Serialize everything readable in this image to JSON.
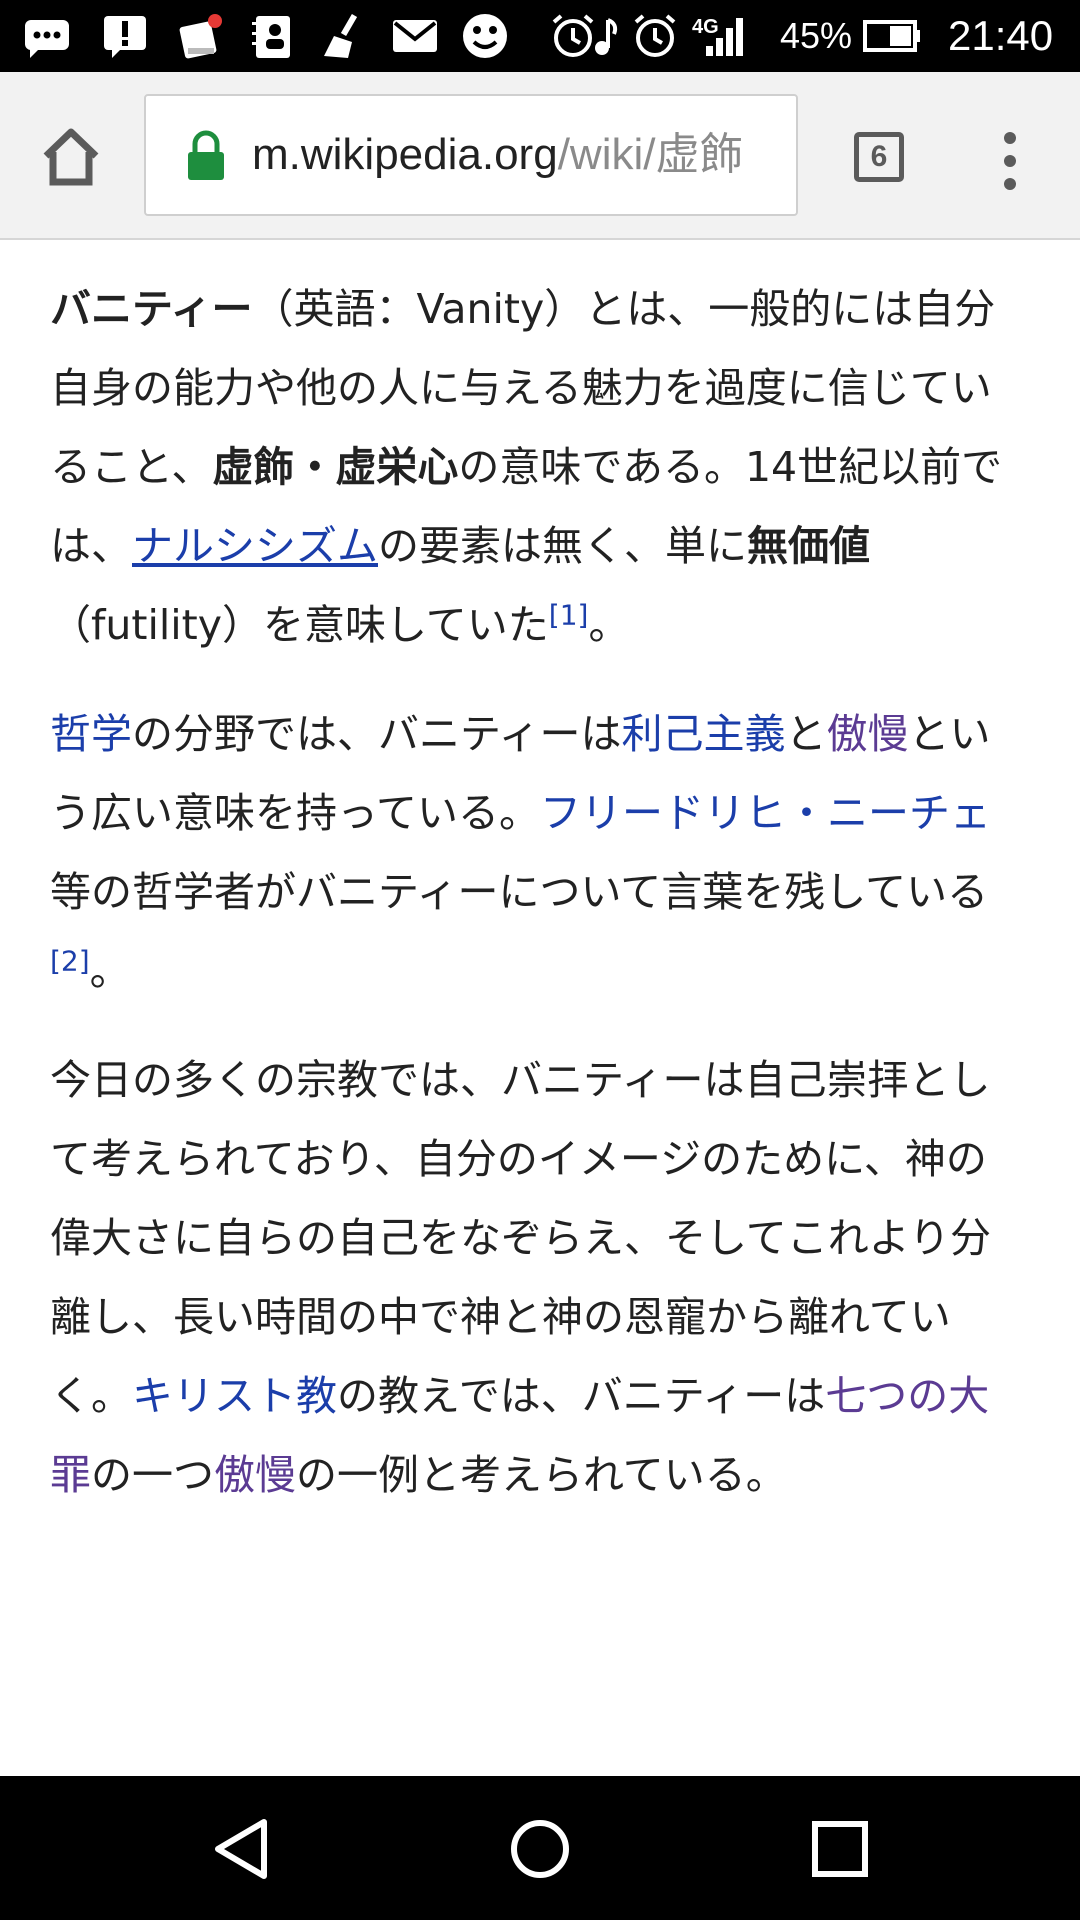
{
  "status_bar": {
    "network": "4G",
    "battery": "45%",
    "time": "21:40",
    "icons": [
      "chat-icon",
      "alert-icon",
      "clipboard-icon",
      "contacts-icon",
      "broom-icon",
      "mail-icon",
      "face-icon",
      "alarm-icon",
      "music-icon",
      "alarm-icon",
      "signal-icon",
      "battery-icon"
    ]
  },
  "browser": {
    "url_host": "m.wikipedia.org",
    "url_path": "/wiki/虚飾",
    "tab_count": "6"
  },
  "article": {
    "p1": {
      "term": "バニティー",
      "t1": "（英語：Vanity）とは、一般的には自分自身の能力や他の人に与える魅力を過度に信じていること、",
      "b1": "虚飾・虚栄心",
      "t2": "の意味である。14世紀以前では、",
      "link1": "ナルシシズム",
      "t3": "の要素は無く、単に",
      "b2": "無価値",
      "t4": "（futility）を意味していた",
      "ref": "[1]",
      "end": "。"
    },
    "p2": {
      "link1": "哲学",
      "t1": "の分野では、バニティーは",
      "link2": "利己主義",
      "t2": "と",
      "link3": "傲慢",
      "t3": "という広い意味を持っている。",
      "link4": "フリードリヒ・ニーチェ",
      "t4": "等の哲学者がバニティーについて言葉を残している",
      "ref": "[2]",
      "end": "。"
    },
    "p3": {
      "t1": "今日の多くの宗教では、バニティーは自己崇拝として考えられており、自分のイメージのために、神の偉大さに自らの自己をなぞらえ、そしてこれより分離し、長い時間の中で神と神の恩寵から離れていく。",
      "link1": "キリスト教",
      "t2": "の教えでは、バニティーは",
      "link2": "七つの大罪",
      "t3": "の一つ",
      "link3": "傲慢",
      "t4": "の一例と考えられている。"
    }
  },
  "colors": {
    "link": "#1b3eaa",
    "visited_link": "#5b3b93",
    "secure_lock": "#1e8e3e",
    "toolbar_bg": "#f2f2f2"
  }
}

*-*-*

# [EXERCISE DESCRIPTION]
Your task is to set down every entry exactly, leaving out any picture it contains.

# [RESULT OF THIS EXERCISE]
Serialize everything readable in this image to JSON.
{
  "status_bar": {
    "network": "4G",
    "battery": "45%",
    "time": "21:40",
    "icons": [
      "chat-icon",
      "alert-icon",
      "clipboard-icon",
      "contacts-icon",
      "broom-icon",
      "mail-icon",
      "face-icon",
      "alarm-icon",
      "music-icon",
      "alarm-icon",
      "signal-icon",
      "battery-icon"
    ]
  },
  "browser": {
    "url_host": "m.wikipedia.org",
    "url_path": "/wiki/虚飾",
    "tab_count": "6"
  },
  "article": {
    "p1": {
      "term": "バニティー",
      "t1": "（英語：Vanity）とは、一般的には自分自身の能力や他の人に与える魅力を過度に信じていること、",
      "b1": "虚飾・虚栄心",
      "t2": "の意味である。14世紀以前では、",
      "link1": "ナルシシズム",
      "t3": "の要素は無く、単に",
      "b2": "無価値",
      "t4": "（futility）を意味していた",
      "ref": "[1]",
      "end": "。"
    },
    "p2": {
      "link1": "哲学",
      "t1": "の分野では、バニティーは",
      "link2": "利己主義",
      "t2": "と",
      "link3": "傲慢",
      "t3": "という広い意味を持っている。",
      "link4": "フリードリヒ・ニーチェ",
      "t4": "等の哲学者がバニティーについて言葉を残している",
      "ref": "[2]",
      "end": "。"
    },
    "p3": {
      "t1": "今日の多くの宗教では、バニティーは自己崇拝として考えられており、自分のイメージのために、神の偉大さに自らの自己をなぞらえ、そしてこれより分離し、長い時間の中で神と神の恩寵から離れていく。",
      "link1": "キリスト教",
      "t2": "の教えでは、バニティーは",
      "link2": "七つの大罪",
      "t3": "の一つ",
      "link3": "傲慢",
      "t4": "の一例と考えられている。"
    }
  },
  "colors": {
    "link": "#1b3eaa",
    "visited_link": "#5b3b93",
    "secure_lock": "#1e8e3e",
    "toolbar_bg": "#f2f2f2"
  }
}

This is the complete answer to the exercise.